Moses Cones made his fortune in North Carolina’s textile industry, but he was much more interested in being outdoors than in one of his denim factories. Naturalists at heart, Cone and wife Bertha purchased some 3,600 acres of virgin land near Blowing Rock, North Carolina, about 88 miles north of Asheville. Construction started on the house in 1899, but building the Colonial Revival structure was something of an ordeal. Workman had to transport materials and furnishings 20 miles from the nearest railroad depot in Lenoir. The home was completed in 1901. Following the Cones’ deaths, the estate was donated to the National Park Service, which still maintains the estate and welcomes visitors to tour the house and use the grounds.
Renovations have been ongoing for several years to restore the once-grand Flat Top Manor to its former glory. But visitors can still tour portions of the home and enjoy a guided tour by a park ranger. Looking out from the front porch of the 20-room home is especially spectacular. The view of Bass Lake and the mountain vistas in the distance are Instagram-worthy. The Park Craft Center is also located on the first floor of the home. You’ll find handicrafts from regional artists including pottery, textiles and artwork. Artists conduct demonstrations of quilting, embroidery, glassblowing and pottery throwing on the front porch during the summer months. Call (828) 295-3782 for a schedule of demonstrations.
While the home was impressive, the Cones loved spending time outdoors at their estate. They planted 32,000 apple trees and imported sugar maple trees from New England. The couple further bolstered their property’s natural riches by planting acres of hemlock hedges and white pines. To make the outdoor environs even more beautiful, rhodendron and mountain laurel bushes were incorporated into the landscape.

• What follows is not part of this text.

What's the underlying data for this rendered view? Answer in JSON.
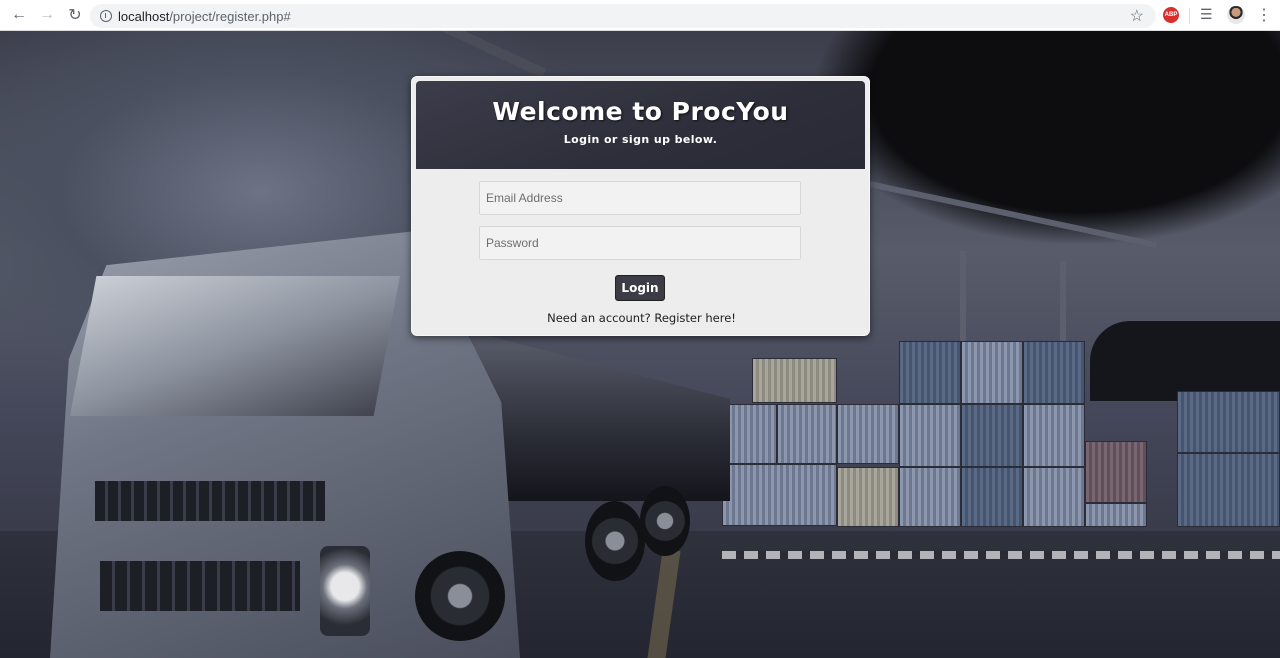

To take advantage of this natural wonderland, the Cones created 25 miles of gently sloping carriage roads that meander through the property. Those roads are still in use today as multi-purpose hiking trails for people of all fitness levels. One of the most popular hikes is to Flat Top Tower, a fire tower that offers a scenic, 360-degree view of the surrounding mountains. Flat Top Road is a more moderate hike, taking you past the Cone Cemetery, Bass Lake and through the remains of the apple orchard. A more accessible trail loops around Bass Lake. People use the carriage roads for a variety of purposes, so don’t be surprised if you encounter horseback riders, bicyclists or even cross-country skiers in winter.
The Moses H. Cone Memorial Park is located at milepost 294 on the Blue Ridge Parkway.
Exploring Mose H Cone Park may take more than one day, but no camping is allowed at the site. Julian Price Park is adjacent to Cone Park and offers 129 tent sites, 68 trailer sites and even more trails to hike.